https://en.wikipedia.org/wiki/Missouri#Nicknames

There's a similar reference in the song "You came a long way from St Louis' too, reflecting the same "I'm not as easily impressed as most people" attitude:

"You came here from the middle-west
And naturally impressed
The population hereabouts
Listen, baby; I got news for you
I'm from Missouri too
So, naturally, I got my doubts"

So Gershwin's lyric seems to be saying "I didn't let cynical people put me off loving you"

John


20 Jun 20 - 09:56 AM (#4060325)
Subject: RE: They All Laughed (Gershwin)
From: cnd

I've seen that explanation elsewhere, but it doesn't satisfy me, personally.

From the context, I think Gerswhin is saying that the singer doesn't care about the opinion of people who haven't been anywhere or done anything, insinuating that Missourians are plain and boring, simple people.

At least, that's how I took it.


20 Jun 20 - 12:17 PM (#4060344)
Subject: RE: They All Laughed (Gershwin)
From: leeneia

I've lived in Missouri since 1976, and I agree with the "Show me" interpretation. John Bowden has nailed it.


20 Jun 20 - 03:34 PM (#4060376)
Subject: RE: They All Laughed (Gershwin)
From: GUEST,John Bowden (not a typo!)

Thanks leeneia - as I'm from the UK I can't speak personally, and am grateful for comments from US Mudcatters who can agree or disagree with my suggestion!


21 Jun 20 - 04:13 AM (#4060492)
Subject: RE: They All Laughed (Gershwin)
From: Ringer

Thanks, John, cnd and leeneia.

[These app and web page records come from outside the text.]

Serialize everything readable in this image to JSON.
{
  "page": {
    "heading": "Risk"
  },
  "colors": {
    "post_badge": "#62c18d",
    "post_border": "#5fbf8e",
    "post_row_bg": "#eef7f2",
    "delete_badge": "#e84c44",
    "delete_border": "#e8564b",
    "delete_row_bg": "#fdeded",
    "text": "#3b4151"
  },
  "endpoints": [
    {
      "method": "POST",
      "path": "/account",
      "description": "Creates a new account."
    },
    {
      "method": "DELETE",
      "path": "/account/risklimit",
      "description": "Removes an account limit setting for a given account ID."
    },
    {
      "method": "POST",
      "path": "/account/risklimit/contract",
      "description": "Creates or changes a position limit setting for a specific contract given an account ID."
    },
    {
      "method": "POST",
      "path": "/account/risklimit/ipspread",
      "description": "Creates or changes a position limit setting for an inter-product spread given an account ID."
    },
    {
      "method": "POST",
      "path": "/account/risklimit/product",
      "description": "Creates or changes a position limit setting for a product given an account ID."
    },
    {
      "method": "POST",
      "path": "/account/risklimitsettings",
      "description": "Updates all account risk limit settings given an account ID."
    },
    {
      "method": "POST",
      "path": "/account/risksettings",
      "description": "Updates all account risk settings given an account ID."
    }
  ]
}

23 Jun 20 - 10:11 AM (#4060953)
Subject: RE: They All Laughed (Gershwin)
From: keberoxu

Nice recording of this one as a duet
by Ella Fitzgerald and Louis Armstrong.